Kenyans were treated to the news of the newly signed Finance Bill 2020 by President Kenyatta. The Kenya Revenue Authority (KRA) strikes again with another tax bill. The bill consists of proposed amendments and number of statutes including:
- Income Tax Act
- Value Added Tax Act, 2013
- Excise Duty Act, 2015
- Tax Procedures Act, 2015
The most significant detail about the new law would be the levy on digital services. The proposed levy will be in addition to a 1.5% digital tax on the value of online transactions. In the words of the KRA, digital companies generate a lot of revenue from Kenya but do not pay any taxes.
Companies such as Uber, Bolt, Little, Google parent Alphabet and Netflix will be expected to pay tax for their services. This move potentially means that either every service will get an extra 1.5% charge or the organizations will have to pick up the tab. In terms of online business, in retrospect, if you earn KES 10,000, 1.5% (KES 150), should go to the KRA.
Speaking to the American Chamber of Commerce Communications lead, Rhoda Mwangi, we got a little bit of insight on how this might affect Kenyans.
KRA Digital Tax and What It Means For Kenyans
It’s no question that the proposed digital marketplace tax will directly affect the Kenyan consumer. This is in terms of services they use on a daily basis such as Netflix, Apple Music and Uber.
The regulations propose to charge VAT to a wide range of digital services. This includes:
- Downloadable digital content
- Subscription-based media
- The supply of music, films and games
- The overall supply of digital content for listening, viewing or playing on any audio, visual or digital media.
Rodah Mwangi says that it remains to be seen whether or not the tax will negatively affect Kenyans and how they use these services. Given the current rise in the use of digital services due to the pandemic, we can’t be too sure what will happen.
However, she does speculate that having the digital marketplace tax may burden taxpayers with numerous taxes. It would place consumers in a difficult position, needing to access services but being unable to afford them. She goes on to say,
Pursuing the two types of digital taxation policies, (1.5% DST and digital marketplace VAT), Kenya is going to place an inordinate and unwarranted burden on this important sector at a critical time.
Aside from that, Kenya will also be diverging from the multilateral efforts led by the Organisation for Economic Cooperation and Development (the OECD) on a globally accepted method for taxing the digital economy. Such a position may be seen to run against the expectations of a modern US-Kenya FTA.
If Kenya implements digital taxes, it might also spark a trade war with the US, home to several tech giants, with possible negative effects for its citizens.
The regulation, as is, threatens the success and growth of the digital services sector.
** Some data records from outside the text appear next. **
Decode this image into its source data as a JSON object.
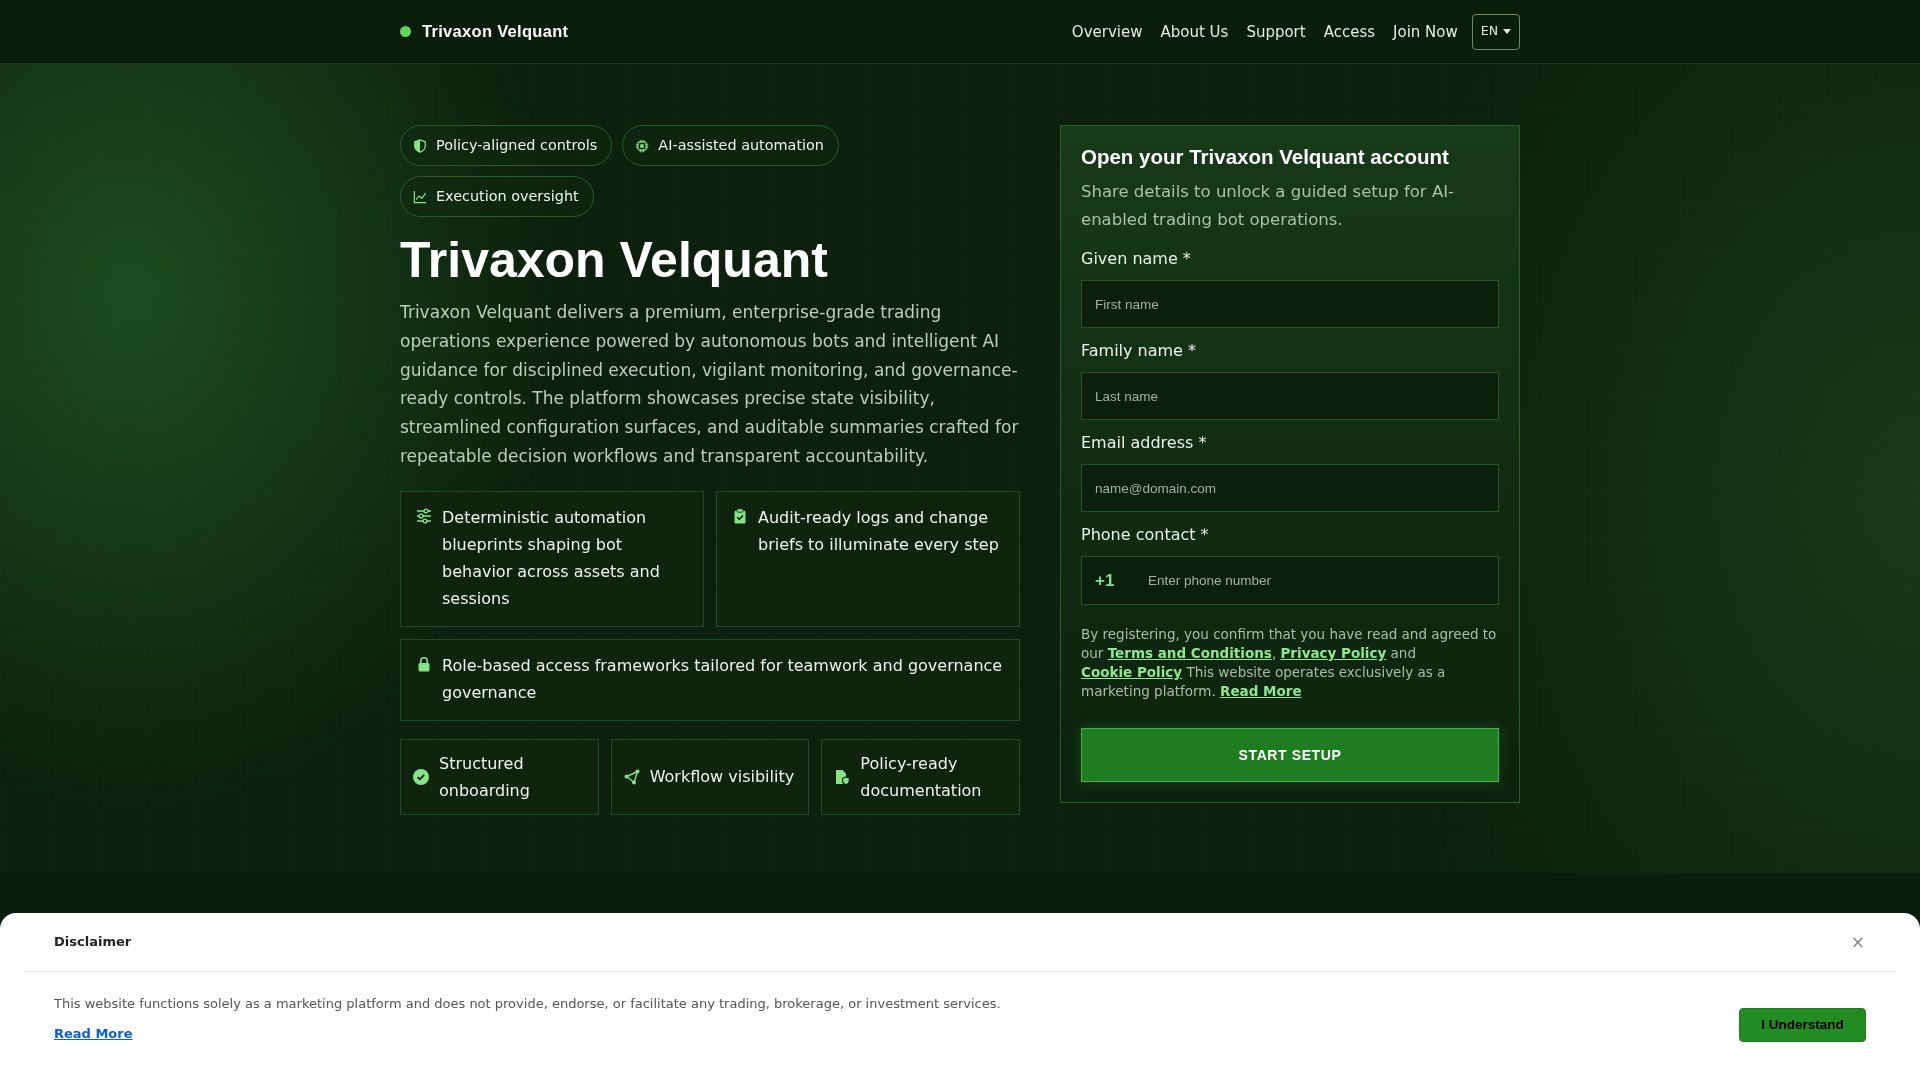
{
  "navbar": {
    "brand": "Trivaxon Velquant",
    "links": [
      "Overview",
      "About Us",
      "Support",
      "Access",
      "Join Now"
    ],
    "language": "EN"
  },
  "hero": {
    "badges": [
      "Policy-aligned controls",
      "AI-assisted automation",
      "Execution oversight"
    ],
    "title": "Trivaxon Velquant",
    "description": "Trivaxon Velquant delivers a premium, enterprise-grade trading operations experience powered by autonomous bots and intelligent AI guidance for disciplined execution, vigilant monitoring, and governance-ready controls. The platform showcases precise state visibility, streamlined configuration surfaces, and auditable summaries crafted for repeatable decision workflows and transparent accountability.",
    "feature_cards": [
      "Deterministic automation blueprints shaping bot behavior across assets and sessions",
      "Audit-ready logs and change briefs to illuminate every step",
      "Role-based access frameworks tailored for teamwork and governance governance"
    ],
    "highlights": [
      "Structured onboarding",
      "Workflow visibility",
      "Policy-ready documentation"
    ]
  },
  "signup_form": {
    "title": "Open your Trivaxon Velquant account",
    "subtitle": "Share details to unlock a guided setup for AI-enabled trading bot operations.",
    "fields": [
      {
        "kind": "text",
        "label": "Given name *",
        "placeholder": "First name"
      },
      {
        "kind": "text",
        "label": "Family name *",
        "placeholder": "Last name"
      },
      {
        "kind": "email",
        "label": "Email address *",
        "placeholder": "name@domain.com"
      },
      {
        "kind": "phone",
        "label": "Phone contact *",
        "prefix": "+1",
        "placeholder": "Enter phone number"
      }
    ],
    "consent": [
      {
        "kind": "text",
        "text": "By registering, you confirm that you have read and agreed to our "
      },
      {
        "kind": "link",
        "text": "Terms and Conditions"
      },
      {
        "kind": "text",
        "text": ", "
      },
      {
        "kind": "link",
        "text": "Privacy Policy"
      },
      {
        "kind": "text",
        "text": " and "
      },
      {
        "kind": "link",
        "text": "Cookie Policy"
      },
      {
        "kind": "text",
        "text": " This website operates exclusively as a marketing platform. "
      },
      {
        "kind": "link",
        "text": "Read More"
      }
    ],
    "submit": "START SETUP"
  },
  "disclaimer": {
    "title": "Disclaimer",
    "close": "×",
    "text": "This website functions solely as a marketing platform and does not provide, endorse, or facilitate any trading, brokerage, or investment services.",
    "link": "Read More",
    "button": "I Understand"
  }
}
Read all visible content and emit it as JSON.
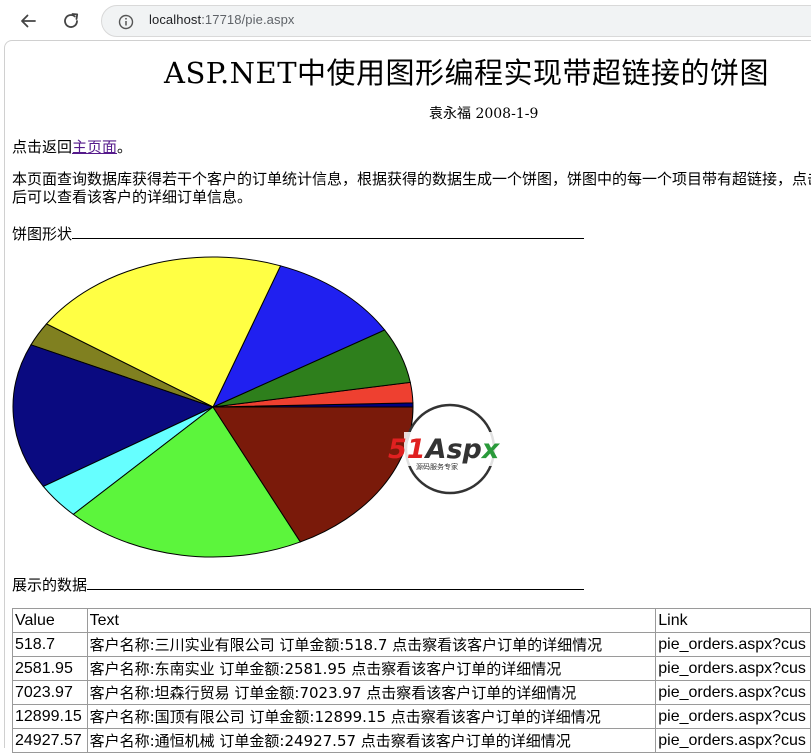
{
  "browser": {
    "url_host": "localhost",
    "url_rest": ":17718/pie.aspx",
    "back_icon": "arrow-left",
    "reload_icon": "reload",
    "info_icon": "info-circle"
  },
  "page": {
    "title": "ASP.NET中使用图形编程实现带超链接的饼图",
    "author": "袁永福 2008-1-9",
    "back_prefix": "点击返回",
    "back_link": "主页面",
    "back_suffix": "。",
    "description": "本页面查询数据库获得若干个客户的订单统计信息，根据获得的数据生成一个饼图，饼图中的每一个项目带有超链接，点击后可以查看该客户的详细订单信息。",
    "pie_section": "饼图形状",
    "data_section": "展示的数据",
    "watermark_text": "51Aspx",
    "watermark_sub": "源码服务专家"
  },
  "chart_data": {
    "type": "pie",
    "slices": [
      {
        "value": 518.7,
        "color": "#000080"
      },
      {
        "value": 2581.95,
        "color": "#ee4030"
      },
      {
        "value": 7023.97,
        "color": "#2e7f1c"
      },
      {
        "value": 12899.15,
        "color": "#2020f0"
      },
      {
        "value": 24927.57,
        "color": "#ffff44"
      },
      {
        "value": 3000,
        "color": "#808020"
      },
      {
        "value": 18500,
        "color": "#0a0a80"
      },
      {
        "value": 4500,
        "color": "#66ffff"
      },
      {
        "value": 23000,
        "color": "#5cf53c"
      },
      {
        "value": 21000,
        "color": "#7a1a0a"
      }
    ],
    "outline_color": "#000000"
  },
  "table": {
    "headers": [
      "Value",
      "Text",
      "Link"
    ],
    "rows": [
      [
        "518.7",
        "客户名称:三川实业有限公司 订单金额:518.7 点击察看该客户订单的详细情况",
        "pie_orders.aspx?cus"
      ],
      [
        "2581.95",
        "客户名称:东南实业 订单金额:2581.95 点击察看该客户订单的详细情况",
        "pie_orders.aspx?cus"
      ],
      [
        "7023.97",
        "客户名称:坦森行贸易 订单金额:7023.97 点击察看该客户订单的详细情况",
        "pie_orders.aspx?cus"
      ],
      [
        "12899.15",
        "客户名称:国顶有限公司 订单金额:12899.15 点击察看该客户订单的详细情况",
        "pie_orders.aspx?cus"
      ],
      [
        "24927.57",
        "客户名称:通恒机械 订单金额:24927.57 点击察看该客户订单的详细情况",
        "pie_orders.aspx?cus"
      ]
    ]
  }
}
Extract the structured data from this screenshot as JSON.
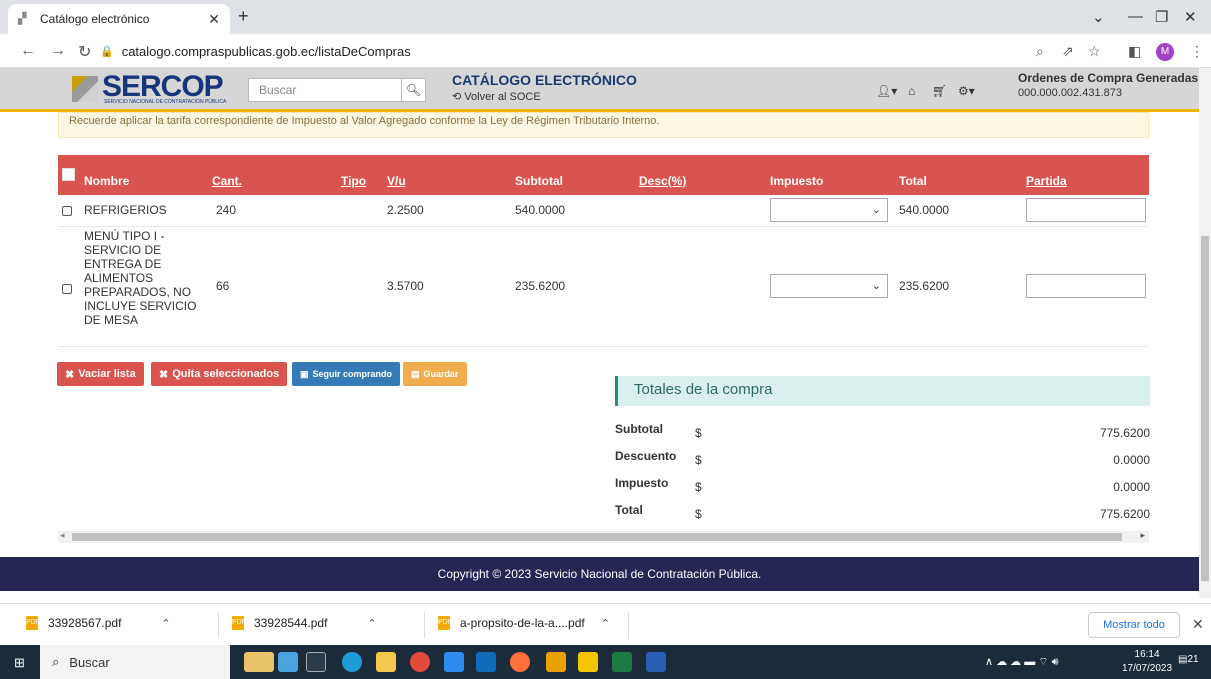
{
  "browser": {
    "tab_title": "Catálogo electrónico",
    "url": "catalogo.compraspublicas.gob.ec/listaDeCompras",
    "avatar_letter": "M"
  },
  "header": {
    "logo_text": "SERCOP",
    "logo_sub": "SERVICIO NACIONAL DE CONTRATACIÓN PÚBLICA",
    "search_placeholder": "Buscar",
    "catalog_title": "CATÁLOGO ELECTRÓNICO",
    "back_link": "Volver al SOCE",
    "orders_title": "Ordenes de Compra Generadas",
    "orders_number": "000.000.002.431.873"
  },
  "notice": "Recuerde aplicar la tarifa correspondiente de Impuesto al Valor Agregado conforme la Ley de Régimen Tributario Interno.",
  "table": {
    "headers": [
      "Nombre",
      "Cant.",
      "Tipo",
      "V/u",
      "Subtotal",
      "Desc(%)",
      "Impuesto",
      "Total",
      "Partida"
    ],
    "rows": [
      {
        "nombre": "REFRIGERIOS",
        "cant": "240",
        "tipo": "",
        "vu": "2.2500",
        "subtotal": "540.0000",
        "desc": "",
        "total": "540.0000"
      },
      {
        "nombre": "MENÚ TIPO I - SERVICIO DE ENTREGA DE ALIMENTOS PREPARADOS, NO INCLUYE SERVICIO DE MESA",
        "cant": "66",
        "tipo": "",
        "vu": "3.5700",
        "subtotal": "235.6200",
        "desc": "",
        "total": "235.6200"
      }
    ]
  },
  "buttons": {
    "vaciar": "Vaciar lista",
    "quitar": "Quita seleccionados",
    "seguir": "Seguir comprando",
    "guardar": "Guardar"
  },
  "totals": {
    "title": "Totales de la compra",
    "currency": "$",
    "items": [
      {
        "label": "Subtotal",
        "value": "775.6200"
      },
      {
        "label": "Descuento",
        "value": "0.0000"
      },
      {
        "label": "Impuesto",
        "value": "0.0000"
      },
      {
        "label": "Total",
        "value": "775.6200"
      }
    ]
  },
  "footer": "Copyright © 2023 Servicio Nacional de Contratación Pública.",
  "downloads": {
    "files": [
      "33928567.pdf",
      "33928544.pdf",
      "a-propsito-de-la-a....pdf"
    ],
    "show_all": "Mostrar todo"
  },
  "taskbar": {
    "search": "Buscar",
    "time": "16:14",
    "date": "17/07/2023",
    "notifications": "21"
  }
}
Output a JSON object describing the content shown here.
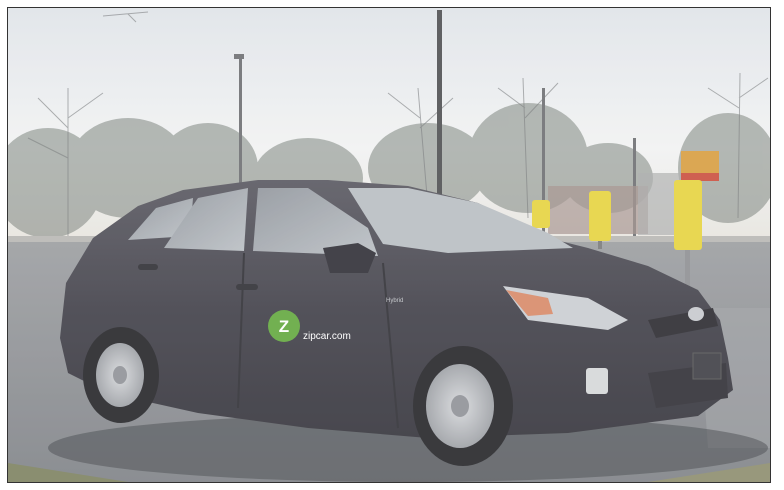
{
  "scene": {
    "logo_letter": "Z",
    "logo_text": "zipcar.com",
    "badge_text": "Hybrid",
    "colors": {
      "sky": "#e9ecef",
      "car_body": "#3e3d46",
      "asphalt": "#84878b",
      "zipcar_green": "#5fa63a",
      "meter_yellow": "#e5d23b"
    }
  }
}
It may potentially further erode a tax base already significantly threatened by the COVID-19 Pandemic.
The digital service tax will start applying from 1st January 2021 and for now, we can only wait to see what measures will take effect. We will add more in-depth information as and when we receive it.